What to do: In the lines below, look for "subject". Copy each line where it appears.

● ● ● ● ● ● ●

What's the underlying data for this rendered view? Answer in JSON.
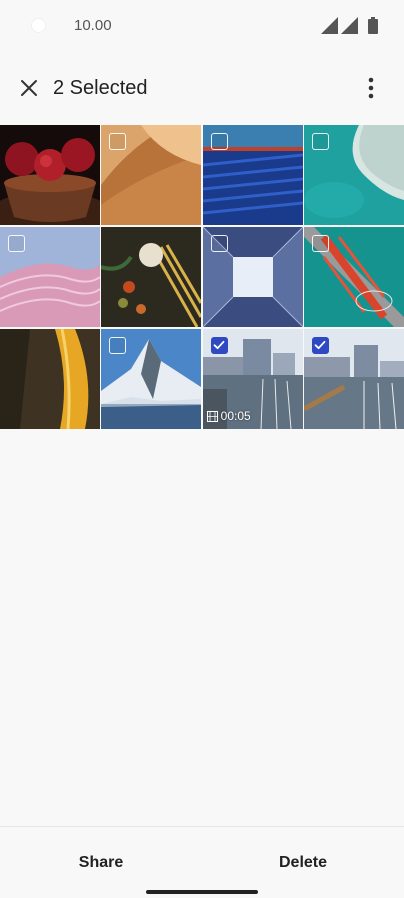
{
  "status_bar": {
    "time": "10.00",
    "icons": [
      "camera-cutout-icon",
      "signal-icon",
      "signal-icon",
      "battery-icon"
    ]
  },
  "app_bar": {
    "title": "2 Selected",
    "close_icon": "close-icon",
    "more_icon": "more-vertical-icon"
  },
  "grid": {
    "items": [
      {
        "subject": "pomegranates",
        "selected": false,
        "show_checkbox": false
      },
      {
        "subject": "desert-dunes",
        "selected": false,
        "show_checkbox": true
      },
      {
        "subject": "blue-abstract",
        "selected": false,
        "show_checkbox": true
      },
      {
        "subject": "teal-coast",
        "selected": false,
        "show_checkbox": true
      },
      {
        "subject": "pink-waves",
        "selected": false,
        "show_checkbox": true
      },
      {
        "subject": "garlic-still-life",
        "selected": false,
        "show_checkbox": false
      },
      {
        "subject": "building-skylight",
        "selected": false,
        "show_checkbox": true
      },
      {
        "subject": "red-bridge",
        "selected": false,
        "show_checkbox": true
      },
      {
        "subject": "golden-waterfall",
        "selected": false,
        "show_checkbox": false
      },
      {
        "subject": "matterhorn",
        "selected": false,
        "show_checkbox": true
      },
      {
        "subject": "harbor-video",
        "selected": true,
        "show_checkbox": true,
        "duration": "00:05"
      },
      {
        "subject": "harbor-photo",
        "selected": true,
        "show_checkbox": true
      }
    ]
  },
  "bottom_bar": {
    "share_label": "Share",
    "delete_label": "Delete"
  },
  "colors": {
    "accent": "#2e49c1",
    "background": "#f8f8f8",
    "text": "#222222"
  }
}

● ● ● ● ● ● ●

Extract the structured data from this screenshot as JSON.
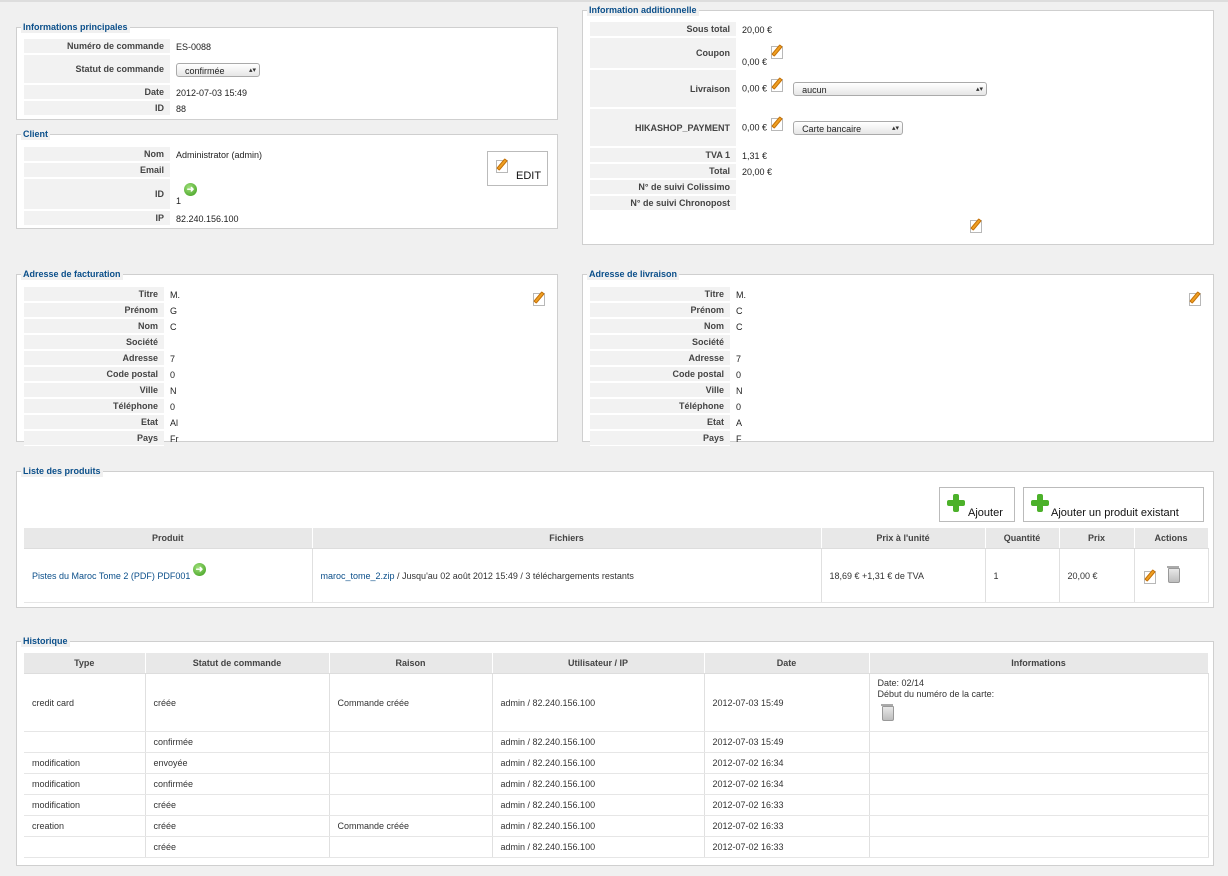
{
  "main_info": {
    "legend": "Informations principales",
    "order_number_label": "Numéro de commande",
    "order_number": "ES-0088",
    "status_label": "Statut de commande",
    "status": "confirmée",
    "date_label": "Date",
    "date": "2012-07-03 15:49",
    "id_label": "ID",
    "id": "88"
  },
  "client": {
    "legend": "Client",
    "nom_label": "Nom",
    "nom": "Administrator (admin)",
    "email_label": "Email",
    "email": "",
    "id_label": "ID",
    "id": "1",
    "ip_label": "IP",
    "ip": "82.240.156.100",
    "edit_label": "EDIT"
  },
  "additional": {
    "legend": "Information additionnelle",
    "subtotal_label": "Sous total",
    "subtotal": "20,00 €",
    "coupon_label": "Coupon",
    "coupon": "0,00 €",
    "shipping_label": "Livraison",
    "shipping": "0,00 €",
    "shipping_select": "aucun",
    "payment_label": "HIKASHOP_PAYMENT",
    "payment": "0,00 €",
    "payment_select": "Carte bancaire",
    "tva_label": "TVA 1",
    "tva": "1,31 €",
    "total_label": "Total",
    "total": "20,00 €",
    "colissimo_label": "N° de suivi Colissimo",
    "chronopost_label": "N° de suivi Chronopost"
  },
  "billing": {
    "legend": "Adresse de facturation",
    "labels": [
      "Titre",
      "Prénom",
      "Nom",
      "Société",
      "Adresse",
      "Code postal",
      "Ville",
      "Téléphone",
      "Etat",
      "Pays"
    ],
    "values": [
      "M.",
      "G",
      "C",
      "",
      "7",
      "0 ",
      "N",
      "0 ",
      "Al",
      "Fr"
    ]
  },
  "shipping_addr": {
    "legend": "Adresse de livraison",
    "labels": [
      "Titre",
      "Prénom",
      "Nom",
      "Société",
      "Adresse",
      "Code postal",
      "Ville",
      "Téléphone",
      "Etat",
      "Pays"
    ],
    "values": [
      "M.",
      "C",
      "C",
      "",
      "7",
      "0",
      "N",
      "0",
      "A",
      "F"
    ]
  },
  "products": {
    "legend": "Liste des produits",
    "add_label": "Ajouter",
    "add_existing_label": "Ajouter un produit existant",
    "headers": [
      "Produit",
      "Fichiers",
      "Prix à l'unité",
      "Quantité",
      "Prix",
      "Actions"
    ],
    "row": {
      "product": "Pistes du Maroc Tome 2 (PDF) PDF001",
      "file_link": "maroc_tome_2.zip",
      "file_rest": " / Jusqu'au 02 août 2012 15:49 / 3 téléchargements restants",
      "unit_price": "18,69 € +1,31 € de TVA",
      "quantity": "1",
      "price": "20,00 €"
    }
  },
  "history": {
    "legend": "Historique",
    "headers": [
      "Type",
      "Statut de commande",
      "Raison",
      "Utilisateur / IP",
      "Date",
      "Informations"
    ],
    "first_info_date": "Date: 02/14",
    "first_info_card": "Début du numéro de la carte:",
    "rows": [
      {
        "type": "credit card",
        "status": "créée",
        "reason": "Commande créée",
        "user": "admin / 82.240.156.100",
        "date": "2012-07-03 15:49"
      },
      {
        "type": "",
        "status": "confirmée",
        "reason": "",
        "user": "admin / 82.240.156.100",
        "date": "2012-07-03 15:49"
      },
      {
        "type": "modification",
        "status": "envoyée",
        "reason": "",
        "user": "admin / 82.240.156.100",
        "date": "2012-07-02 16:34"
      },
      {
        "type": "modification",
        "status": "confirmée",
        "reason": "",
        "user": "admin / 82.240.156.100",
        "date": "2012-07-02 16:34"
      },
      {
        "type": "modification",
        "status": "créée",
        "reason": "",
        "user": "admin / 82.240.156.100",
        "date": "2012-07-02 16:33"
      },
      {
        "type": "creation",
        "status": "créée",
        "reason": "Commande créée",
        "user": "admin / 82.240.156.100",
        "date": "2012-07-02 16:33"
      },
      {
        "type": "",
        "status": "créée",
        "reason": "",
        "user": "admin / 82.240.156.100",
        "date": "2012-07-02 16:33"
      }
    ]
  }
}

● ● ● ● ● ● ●

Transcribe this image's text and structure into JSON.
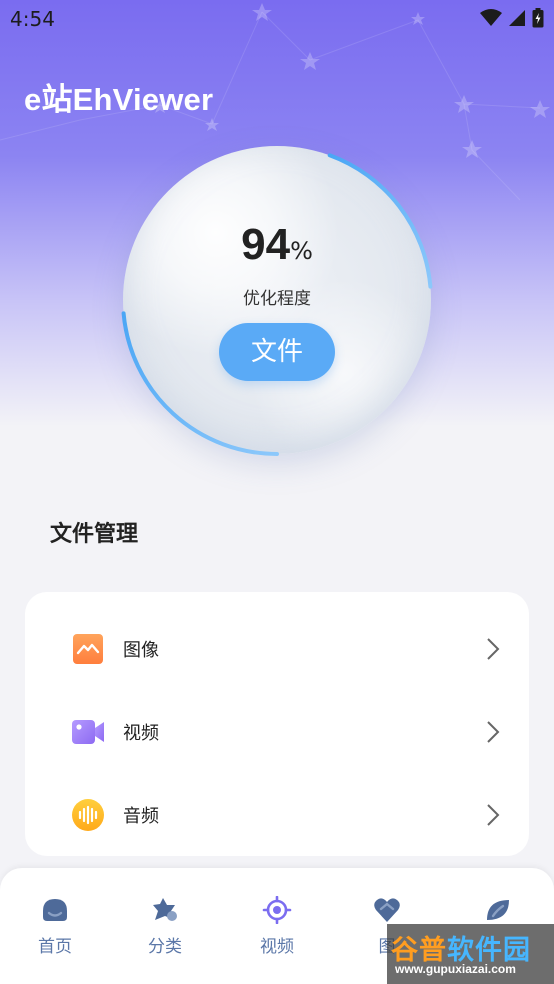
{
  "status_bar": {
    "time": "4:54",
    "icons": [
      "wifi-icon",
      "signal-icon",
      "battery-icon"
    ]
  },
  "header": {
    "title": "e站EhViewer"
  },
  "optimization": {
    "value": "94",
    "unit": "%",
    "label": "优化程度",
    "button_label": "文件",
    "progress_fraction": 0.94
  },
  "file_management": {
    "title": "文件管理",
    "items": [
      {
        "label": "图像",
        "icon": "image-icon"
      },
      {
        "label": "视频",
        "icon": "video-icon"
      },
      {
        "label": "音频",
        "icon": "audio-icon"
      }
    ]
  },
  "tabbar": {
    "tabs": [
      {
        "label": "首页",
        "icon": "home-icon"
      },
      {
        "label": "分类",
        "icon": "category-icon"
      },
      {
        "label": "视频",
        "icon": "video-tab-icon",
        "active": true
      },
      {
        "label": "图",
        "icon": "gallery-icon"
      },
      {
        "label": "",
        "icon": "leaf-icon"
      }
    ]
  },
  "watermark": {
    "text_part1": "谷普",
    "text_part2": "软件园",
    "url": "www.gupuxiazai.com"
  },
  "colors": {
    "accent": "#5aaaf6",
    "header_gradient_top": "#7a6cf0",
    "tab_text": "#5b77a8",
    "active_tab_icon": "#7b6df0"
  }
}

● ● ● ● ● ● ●

Written response:
        "subject": "pomegranates",
        "subject": "desert-dunes",
        "subject": "blue-abstract",
        "subject": "teal-coast",
        "subject": "pink-waves",
        "subject": "garlic-still-life",
        "subject": "building-skylight",
        "subject": "red-bridge",
        "subject": "golden-waterfall",
        "subject": "matterhorn",
        "subject": "harbor-video",
        "subject": "harbor-photo",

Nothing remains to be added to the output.